London – and if Brexit leads to foreign labourers leaving the country that’s a
huge loss. A weak sterling may also make working in the UK less desirable for
others in the future.
Modular work would reduce the reliance on manual, subcontracted labour by replacing the traditional construction roles and utilising a new, wider talent market. What’s more, roles at offsite factories are arguably more attractive to young people. Factories are increasingly automating aspects of the process which is creating more technical jobs – Service Engineers, Design Engineers – for which there are much wider talent pools, especially of younger generations. Automation will also help to improve the current, low-tech status of construction to level with other, more aspirational industries.
UK housing minister Gavin Barwell has commented on
Modular’s potential to tackle the skills gap and alleviate the housing shortage
in the UK – he said that the government sees a huge opportunity in
manufacturing houses offsite. The Autumn Budget announced that government departments
will favour offsite construction from next year. The Government will
use its own purchasing power to drive the modular industry, namely in the
public sector, with the five key departments in this 2019 initiative being
defence, education, health, justice and transport. Assets such as
schools, hospitals and prisons are examples of where the modular agenda is
The Government’s long-awaited Housing White Paper showed
further support of modular in their Accelerated Construction programme and the

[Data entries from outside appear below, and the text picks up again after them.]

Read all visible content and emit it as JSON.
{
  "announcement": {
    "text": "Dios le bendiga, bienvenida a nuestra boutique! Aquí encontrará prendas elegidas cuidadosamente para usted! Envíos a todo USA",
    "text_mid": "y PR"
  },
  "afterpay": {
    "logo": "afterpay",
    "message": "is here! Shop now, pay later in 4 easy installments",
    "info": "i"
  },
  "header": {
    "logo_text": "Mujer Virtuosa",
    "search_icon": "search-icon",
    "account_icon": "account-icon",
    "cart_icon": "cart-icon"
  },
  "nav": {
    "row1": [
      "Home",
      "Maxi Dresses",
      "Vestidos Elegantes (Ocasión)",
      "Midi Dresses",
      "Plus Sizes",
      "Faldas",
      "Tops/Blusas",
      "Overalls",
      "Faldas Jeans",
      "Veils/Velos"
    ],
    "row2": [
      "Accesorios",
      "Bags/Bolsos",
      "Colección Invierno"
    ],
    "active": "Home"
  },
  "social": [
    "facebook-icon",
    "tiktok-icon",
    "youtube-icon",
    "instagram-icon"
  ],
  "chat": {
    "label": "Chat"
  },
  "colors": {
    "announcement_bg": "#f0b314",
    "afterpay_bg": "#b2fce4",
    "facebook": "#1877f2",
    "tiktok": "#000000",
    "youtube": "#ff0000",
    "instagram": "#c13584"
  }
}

Home Builders’ Fund. Both schemes mean more funding for new modular projects
and more work with local areas, creating new opportunities, encouraging

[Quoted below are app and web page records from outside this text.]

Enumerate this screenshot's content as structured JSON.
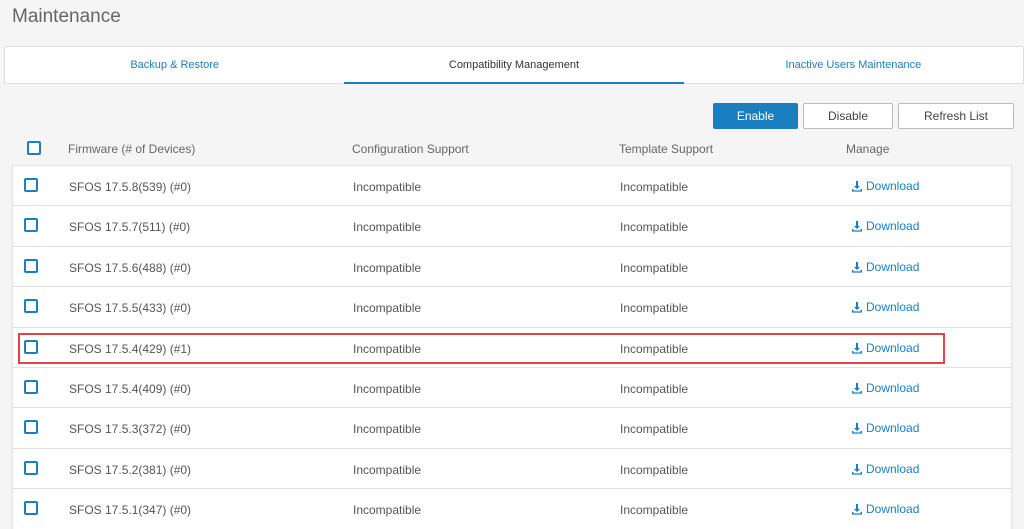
{
  "page": {
    "title": "Maintenance"
  },
  "tabs": [
    {
      "label": "Backup & Restore",
      "active": false
    },
    {
      "label": "Compatibility Management",
      "active": true
    },
    {
      "label": "Inactive Users Maintenance",
      "active": false
    }
  ],
  "toolbar": {
    "enable": "Enable",
    "disable": "Disable",
    "refresh": "Refresh List"
  },
  "table": {
    "headers": {
      "firmware": "Firmware (# of Devices)",
      "config": "Configuration Support",
      "template": "Template Support",
      "manage": "Manage"
    },
    "download_label": "Download",
    "rows": [
      {
        "firmware": "SFOS 17.5.8(539) (#0)",
        "config": "Incompatible",
        "template": "Incompatible"
      },
      {
        "firmware": "SFOS 17.5.7(511) (#0)",
        "config": "Incompatible",
        "template": "Incompatible"
      },
      {
        "firmware": "SFOS 17.5.6(488) (#0)",
        "config": "Incompatible",
        "template": "Incompatible"
      },
      {
        "firmware": "SFOS 17.5.5(433) (#0)",
        "config": "Incompatible",
        "template": "Incompatible"
      },
      {
        "firmware": "SFOS 17.5.4(429) (#1)",
        "config": "Incompatible",
        "template": "Incompatible"
      },
      {
        "firmware": "SFOS 17.5.4(409) (#0)",
        "config": "Incompatible",
        "template": "Incompatible"
      },
      {
        "firmware": "SFOS 17.5.3(372) (#0)",
        "config": "Incompatible",
        "template": "Incompatible"
      },
      {
        "firmware": "SFOS 17.5.2(381) (#0)",
        "config": "Incompatible",
        "template": "Incompatible"
      },
      {
        "firmware": "SFOS 17.5.1(347) (#0)",
        "config": "Incompatible",
        "template": "Incompatible"
      }
    ]
  },
  "icons": {
    "download": "download-icon",
    "checkbox": "checkbox-icon"
  },
  "colors": {
    "accent": "#1a7fc1",
    "highlight": "#e0454b"
  }
}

investors and inspiring more confidence in current suppliers to expand into the
housing market. These schemes are set to aid more growth in the sector whilst
also delivering more high-quality, energy-efficient homes.

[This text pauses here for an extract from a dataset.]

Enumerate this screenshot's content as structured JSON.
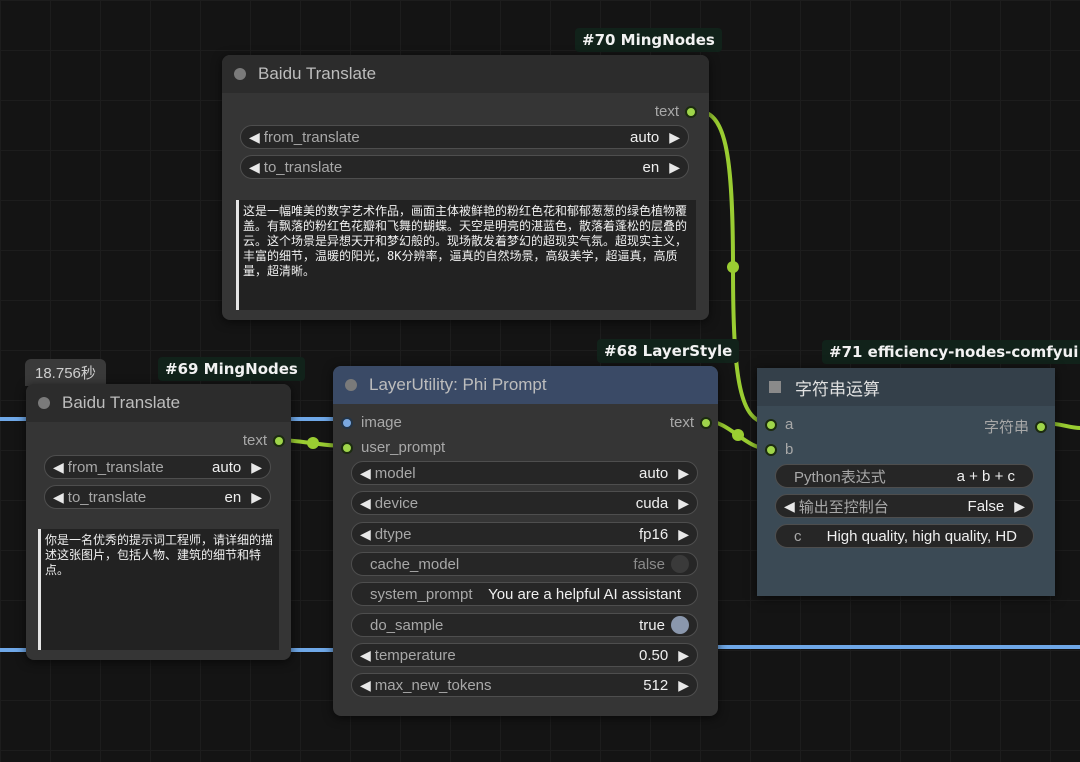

68% of construction firms are already investing in modular housing techniques on their own too, according to Lloyds Bank annual housebuilding report. In order to maintain profits and save money, many are adopting the use of factories instead of sites for a large portion of construction. Engineering firm Aecom, for example, will be delivering 3,000 modular homes as part of a £3.5bn regeneration of Silvertown Quays in East London. Peter Flint, their Chief Executive, has said that “if offsite is embraced in the right way, it has to be a better way of building”. He says that clients are “crying out” for modular construction where large volumes of homes are needed amidst a housing crisis and urges the industry to stop thinking of modular construction as a threat and more of an opportunity; “It’s high time the industry addressed our productivity challenge. We haven’t improved or changed our methods for decades – offsite manufacturing gives us an opportunity to do that.”
With limited government funding and tightening regulations,
shortages of manual labourers, anticipated post-Brexit complications and an
ever-widening gap between housing supply and demand, modular homes may be the
radical innovation that the country has been waiting for.
Even though offsite manufacturing is on the rise and the
benefits are becoming more widely known, there is still a palpable tension
between increasing client demand and general industry resistance; construction
companies are threatened by the challenge modular presents to traditional
contracting roles. Currently offsite construction only accounts for 10% of the
industry’s output; the government has a major role to play in catalysing the
growth of the modular industry.
It is clear that the movement to modular will reshape
Construction’s wider talent landscape. A new industry means new staff with new
skills, so a change in hiring approach is crucial. Within CSG’s Engineering
& Construction Team, I work exclusively with a range of Modular businesses,
hiring the senior-level, strategic staff members needed for companies to make
the most of the industry’s wave of investments. Whether you are a client
looking for fresh, experienced leaders to see your business grow, or a
candidate seeking a new challenge within the Modular field, my experience and
expertise will see that you achieve your goals. For a confidential chat, you
can reach me at firstname.lastname@example.org or + 44 (0) 207 0021685.